Banned Books

I'm back at The Java House. I was standing in line waiting to order a Java House organic blend brew (yes, filter coffee) and someone comes up behind me and gives me the sort of squeeze that could crush ribs. It's Dragica, the Swiss Croatian who thinks I'm going home with her to marry her son. She's here writing, like me. It's a good place to write.

It's only 10.30, and already I've had two people chat to me about the International Writing Program (because of my bag) and one woman tell me she likes my skirt. I like this overt friendliness. It makes a person bubble first thing in the morning. Apart from that, I've been making faces with a little girl at the table next to me. Yes, I'm supposed to be writing!!!!!!!

But there's so much to look at. Like, the fascinating artworks on the wall, and the banned books brewed coffee line-up. You wait for your coffee to filter under a banned book number. It's like a mild form of political protest. Let's pour coffee on the powers that be that try to control what we read. Mine was number 7 today - Brave New World by Aldous Huxley (which I have read). Number 8 is Slaughterhouse Five by Kurt Vonnegut, which I just returned to the library.

In America, the religious order is very strong and controlling and has caused many books to be banned in libraries and schools - books which question and provoke thought like 1984 by George Orwell and The Outsiders by S. E. Hinton which is about poverty and gangs, and how good kids get caught up in it because of where they are born and what becomes their community. Thank goodness, book-banning doesn't happen so much in New Zealand. Although I do remember Lockwood Smith trying to get The Color Purple by Alice Walker banned as a studied text at secondary school level. Did he succeed? I can't remember.

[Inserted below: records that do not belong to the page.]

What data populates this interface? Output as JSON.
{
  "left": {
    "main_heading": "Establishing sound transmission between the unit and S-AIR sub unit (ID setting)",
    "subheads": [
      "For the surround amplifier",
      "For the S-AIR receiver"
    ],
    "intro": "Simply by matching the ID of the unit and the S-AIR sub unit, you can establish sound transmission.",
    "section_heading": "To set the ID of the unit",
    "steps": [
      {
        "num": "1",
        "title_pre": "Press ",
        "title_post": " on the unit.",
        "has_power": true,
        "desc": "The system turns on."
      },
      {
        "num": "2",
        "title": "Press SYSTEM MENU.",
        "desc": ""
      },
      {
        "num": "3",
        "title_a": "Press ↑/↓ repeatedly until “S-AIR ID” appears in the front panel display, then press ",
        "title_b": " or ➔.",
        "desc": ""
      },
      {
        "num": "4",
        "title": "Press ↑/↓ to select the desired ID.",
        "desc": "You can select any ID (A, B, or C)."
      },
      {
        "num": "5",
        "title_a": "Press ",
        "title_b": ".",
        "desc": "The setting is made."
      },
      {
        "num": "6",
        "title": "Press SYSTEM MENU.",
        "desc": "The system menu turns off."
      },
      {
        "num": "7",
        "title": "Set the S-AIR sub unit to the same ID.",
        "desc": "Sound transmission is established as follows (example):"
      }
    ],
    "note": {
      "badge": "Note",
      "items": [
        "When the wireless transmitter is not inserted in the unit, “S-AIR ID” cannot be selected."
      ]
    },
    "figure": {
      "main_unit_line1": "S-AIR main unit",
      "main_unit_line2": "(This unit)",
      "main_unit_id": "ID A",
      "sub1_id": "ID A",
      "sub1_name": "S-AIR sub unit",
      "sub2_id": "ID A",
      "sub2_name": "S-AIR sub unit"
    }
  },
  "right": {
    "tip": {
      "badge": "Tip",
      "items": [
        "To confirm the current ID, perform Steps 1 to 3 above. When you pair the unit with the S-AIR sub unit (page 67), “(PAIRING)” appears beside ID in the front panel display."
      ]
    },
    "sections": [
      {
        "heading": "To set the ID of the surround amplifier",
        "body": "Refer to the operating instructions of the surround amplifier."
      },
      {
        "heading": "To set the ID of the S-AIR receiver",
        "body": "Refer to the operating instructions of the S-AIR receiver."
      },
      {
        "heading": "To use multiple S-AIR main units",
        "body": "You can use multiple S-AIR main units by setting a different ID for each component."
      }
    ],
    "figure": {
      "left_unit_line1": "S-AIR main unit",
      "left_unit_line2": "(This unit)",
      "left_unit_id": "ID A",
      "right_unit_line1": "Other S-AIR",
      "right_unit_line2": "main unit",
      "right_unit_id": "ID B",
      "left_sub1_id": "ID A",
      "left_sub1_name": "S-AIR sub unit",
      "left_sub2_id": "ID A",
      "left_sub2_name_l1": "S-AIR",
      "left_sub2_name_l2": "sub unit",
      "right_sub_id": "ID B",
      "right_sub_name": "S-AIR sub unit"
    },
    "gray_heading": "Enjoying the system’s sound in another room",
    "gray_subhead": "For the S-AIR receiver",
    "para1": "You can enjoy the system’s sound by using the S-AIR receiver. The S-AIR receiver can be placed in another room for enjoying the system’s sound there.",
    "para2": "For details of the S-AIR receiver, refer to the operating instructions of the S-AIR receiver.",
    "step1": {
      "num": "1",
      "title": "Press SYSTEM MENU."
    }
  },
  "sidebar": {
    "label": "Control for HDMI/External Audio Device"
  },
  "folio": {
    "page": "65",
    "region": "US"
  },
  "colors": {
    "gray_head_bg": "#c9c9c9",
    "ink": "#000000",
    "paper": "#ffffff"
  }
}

  1. What a wonderful opportunity you have been given through Creative New Zealand! I hope that it inspires you to new heights, and I hope that you get a chance to share your talent with others in America.

  2. Thanks. You're right. I feel very privileged to be given this chance. Your comment has given me some extra inspiration to write this morning, and perhaps I'll go along to see if the Iowa City Public Library would like me to read to children at some stage.